[Dataset rows for apps and sites]
+++++

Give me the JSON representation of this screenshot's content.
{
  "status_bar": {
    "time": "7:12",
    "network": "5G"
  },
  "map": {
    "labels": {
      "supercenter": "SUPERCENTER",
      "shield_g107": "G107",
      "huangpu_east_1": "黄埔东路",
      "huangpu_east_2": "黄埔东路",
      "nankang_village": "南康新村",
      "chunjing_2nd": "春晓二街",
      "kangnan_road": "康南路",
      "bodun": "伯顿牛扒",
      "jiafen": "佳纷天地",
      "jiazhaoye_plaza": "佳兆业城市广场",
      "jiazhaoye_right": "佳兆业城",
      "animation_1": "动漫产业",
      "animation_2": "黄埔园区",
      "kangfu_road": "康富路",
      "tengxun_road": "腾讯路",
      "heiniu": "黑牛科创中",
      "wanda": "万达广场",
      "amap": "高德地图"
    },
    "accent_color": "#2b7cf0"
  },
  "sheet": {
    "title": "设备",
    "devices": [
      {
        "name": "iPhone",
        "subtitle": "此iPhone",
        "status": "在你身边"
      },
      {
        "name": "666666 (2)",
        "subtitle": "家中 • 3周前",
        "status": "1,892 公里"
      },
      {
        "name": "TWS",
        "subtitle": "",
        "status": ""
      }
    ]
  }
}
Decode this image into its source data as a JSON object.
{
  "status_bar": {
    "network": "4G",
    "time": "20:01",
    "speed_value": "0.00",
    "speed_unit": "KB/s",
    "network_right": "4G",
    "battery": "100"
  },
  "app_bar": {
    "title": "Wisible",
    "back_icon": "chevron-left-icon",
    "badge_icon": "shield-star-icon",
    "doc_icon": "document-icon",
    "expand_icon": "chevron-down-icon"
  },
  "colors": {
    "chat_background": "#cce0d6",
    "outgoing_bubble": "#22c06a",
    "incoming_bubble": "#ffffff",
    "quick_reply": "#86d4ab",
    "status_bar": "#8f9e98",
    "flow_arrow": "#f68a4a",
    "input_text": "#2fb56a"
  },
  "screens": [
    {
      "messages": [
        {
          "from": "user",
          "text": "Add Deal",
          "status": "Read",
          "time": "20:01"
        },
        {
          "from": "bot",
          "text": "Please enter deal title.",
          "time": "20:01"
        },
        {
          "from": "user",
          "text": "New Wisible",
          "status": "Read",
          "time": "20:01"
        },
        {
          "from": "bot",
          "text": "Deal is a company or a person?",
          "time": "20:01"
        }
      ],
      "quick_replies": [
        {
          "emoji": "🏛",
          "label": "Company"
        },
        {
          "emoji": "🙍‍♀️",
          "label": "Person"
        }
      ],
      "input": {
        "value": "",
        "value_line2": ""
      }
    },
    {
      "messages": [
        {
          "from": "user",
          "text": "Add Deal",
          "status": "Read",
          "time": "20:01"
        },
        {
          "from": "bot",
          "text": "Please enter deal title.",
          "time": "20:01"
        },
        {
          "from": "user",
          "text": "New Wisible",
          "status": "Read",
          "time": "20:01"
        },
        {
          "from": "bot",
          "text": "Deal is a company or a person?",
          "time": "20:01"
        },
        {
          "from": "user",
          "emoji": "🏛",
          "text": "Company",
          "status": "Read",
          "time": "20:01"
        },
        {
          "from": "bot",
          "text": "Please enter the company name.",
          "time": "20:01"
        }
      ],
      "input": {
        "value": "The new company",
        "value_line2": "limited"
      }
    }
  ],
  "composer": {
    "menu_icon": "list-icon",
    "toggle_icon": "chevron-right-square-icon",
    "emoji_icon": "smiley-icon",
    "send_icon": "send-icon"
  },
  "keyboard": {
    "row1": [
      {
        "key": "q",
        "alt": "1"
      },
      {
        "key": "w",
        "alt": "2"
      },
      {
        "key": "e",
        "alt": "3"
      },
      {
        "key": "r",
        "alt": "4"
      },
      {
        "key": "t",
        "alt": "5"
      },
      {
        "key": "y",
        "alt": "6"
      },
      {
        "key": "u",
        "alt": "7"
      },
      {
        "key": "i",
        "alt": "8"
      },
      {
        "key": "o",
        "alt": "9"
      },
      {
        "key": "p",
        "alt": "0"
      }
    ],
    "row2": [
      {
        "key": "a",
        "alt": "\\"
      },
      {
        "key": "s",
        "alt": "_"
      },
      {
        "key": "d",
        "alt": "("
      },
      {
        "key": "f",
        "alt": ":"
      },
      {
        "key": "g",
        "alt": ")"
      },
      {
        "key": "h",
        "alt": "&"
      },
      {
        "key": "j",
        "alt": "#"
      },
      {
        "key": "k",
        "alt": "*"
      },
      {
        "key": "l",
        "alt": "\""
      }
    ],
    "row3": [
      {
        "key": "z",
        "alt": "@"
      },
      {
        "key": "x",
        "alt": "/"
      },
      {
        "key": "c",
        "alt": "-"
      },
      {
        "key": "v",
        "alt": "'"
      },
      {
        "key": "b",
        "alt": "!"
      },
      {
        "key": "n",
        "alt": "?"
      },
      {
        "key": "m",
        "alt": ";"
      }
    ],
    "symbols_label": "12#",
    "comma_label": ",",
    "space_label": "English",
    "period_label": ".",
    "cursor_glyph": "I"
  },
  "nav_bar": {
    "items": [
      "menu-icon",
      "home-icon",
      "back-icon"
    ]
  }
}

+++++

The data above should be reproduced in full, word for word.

Give me the JSON representation of this screenshot's content.
{
  "status_bar": {
    "time": "7:12",
    "network": "5G"
  },
  "map": {
    "labels": {
      "supercenter": "SUPERCENTER",
      "shield_g107": "G107",
      "huangpu_east_1": "黄埔东路",
      "huangpu_east_2": "黄埔东路",
      "nankang_village": "南康新村",
      "chunjing_2nd": "春晓二街",
      "kangnan_road": "康南路",
      "bodun": "伯顿牛扒",
      "jiafen": "佳纷天地",
      "jiazhaoye_plaza": "佳兆业城市广场",
      "jiazhaoye_right": "佳兆业城",
      "animation_1": "动漫产业",
      "animation_2": "黄埔园区",
      "kangfu_road": "康富路",
      "tengxun_road": "腾讯路",
      "heiniu": "黑牛科创中",
      "wanda": "万达广场",
      "amap": "高德地图"
    },
    "accent_color": "#2b7cf0"
  },
  "sheet": {
    "title": "设备",
    "devices": [
      {
        "name": "iPhone",
        "subtitle": "此iPhone",
        "status": "在你身边"
      },
      {
        "name": "666666 (2)",
        "subtitle": "家中 • 3周前",
        "status": "1,892 公里"
      },
      {
        "name": "TWS",
        "subtitle": "",
        "status": ""
      }
    ]
  }
}
Decode this image into its source data as a JSON object.
{
  "status_bar": {
    "network": "4G",
    "time": "20:01",
    "speed_value": "0.00",
    "speed_unit": "KB/s",
    "network_right": "4G",
    "battery": "100"
  },
  "app_bar": {
    "title": "Wisible",
    "back_icon": "chevron-left-icon",
    "badge_icon": "shield-star-icon",
    "doc_icon": "document-icon",
    "expand_icon": "chevron-down-icon"
  },
  "colors": {
    "chat_background": "#cce0d6",
    "outgoing_bubble": "#22c06a",
    "incoming_bubble": "#ffffff",
    "quick_reply": "#86d4ab",
    "status_bar": "#8f9e98",
    "flow_arrow": "#f68a4a",
    "input_text": "#2fb56a"
  },
  "screens": [
    {
      "messages": [
        {
          "from": "user",
          "text": "Add Deal",
          "status": "Read",
          "time": "20:01"
        },
        {
          "from": "bot",
          "text": "Please enter deal title.",
          "time": "20:01"
        },
        {
          "from": "user",
          "text": "New Wisible",
          "status": "Read",
          "time": "20:01"
        },
        {
          "from": "bot",
          "text": "Deal is a company or a person?",
          "time": "20:01"
        }
      ],
      "quick_replies": [
        {
          "emoji": "🏛",
          "label": "Company"
        },
        {
          "emoji": "🙍‍♀️",
          "label": "Person"
        }
      ],
      "input": {
        "value": "",
        "value_line2": ""
      }
    },
    {
      "messages": [
        {
          "from": "user",
          "text": "Add Deal",
          "status": "Read",
          "time": "20:01"
        },
        {
          "from": "bot",
          "text": "Please enter deal title.",
          "time": "20:01"
        },
        {
          "from": "user",
          "text": "New Wisible",
          "status": "Read",
          "time": "20:01"
        },
        {
          "from": "bot",
          "text": "Deal is a company or a person?",
          "time": "20:01"
        },
        {
          "from": "user",
          "emoji": "🏛",
          "text": "Company",
          "status": "Read",
          "time": "20:01"
        },
        {
          "from": "bot",
          "text": "Please enter the company name.",
          "time": "20:01"
        }
      ],
      "input": {
        "value": "The new company",
        "value_line2": "limited"
      }
    }
  ],
  "composer": {
    "menu_icon": "list-icon",
    "toggle_icon": "chevron-right-square-icon",
    "emoji_icon": "smiley-icon",
    "send_icon": "send-icon"
  },
  "keyboard": {
    "row1": [
      {
        "key": "q",
        "alt": "1"
      },
      {
        "key": "w",
        "alt": "2"
      },
      {
        "key": "e",
        "alt": "3"
      },
      {
        "key": "r",
        "alt": "4"
      },
      {
        "key": "t",
        "alt": "5"
      },
      {
        "key": "y",
        "alt": "6"
      },
      {
        "key": "u",
        "alt": "7"
      },
      {
        "key": "i",
        "alt": "8"
      },
      {
        "key": "o",
        "alt": "9"
      },
      {
        "key": "p",
        "alt": "0"
      }
    ],
    "row2": [
      {
        "key": "a",
        "alt": "\\"
      },
      {
        "key": "s",
        "alt": "_"
      },
      {
        "key": "d",
        "alt": "("
      },
      {
        "key": "f",
        "alt": ":"
      },
      {
        "key": "g",
        "alt": ")"
      },
      {
        "key": "h",
        "alt": "&"
      },
      {
        "key": "j",
        "alt": "#"
      },
      {
        "key": "k",
        "alt": "*"
      },
      {
        "key": "l",
        "alt": "\""
      }
    ],
    "row3": [
      {
        "key": "z",
        "alt": "@"
      },
      {
        "key": "x",
        "alt": "/"
      },
      {
        "key": "c",
        "alt": "-"
      },
      {
        "key": "v",
        "alt": "'"
      },
      {
        "key": "b",
        "alt": "!"
      },
      {
        "key": "n",
        "alt": "?"
      },
      {
        "key": "m",
        "alt": ";"
      }
    ],
    "symbols_label": "12#",
    "comma_label": ",",
    "space_label": "English",
    "period_label": ".",
    "cursor_glyph": "I"
  },
  "nav_bar": {
    "items": [
      "menu-icon",
      "home-icon",
      "back-icon"
    ]
  }
}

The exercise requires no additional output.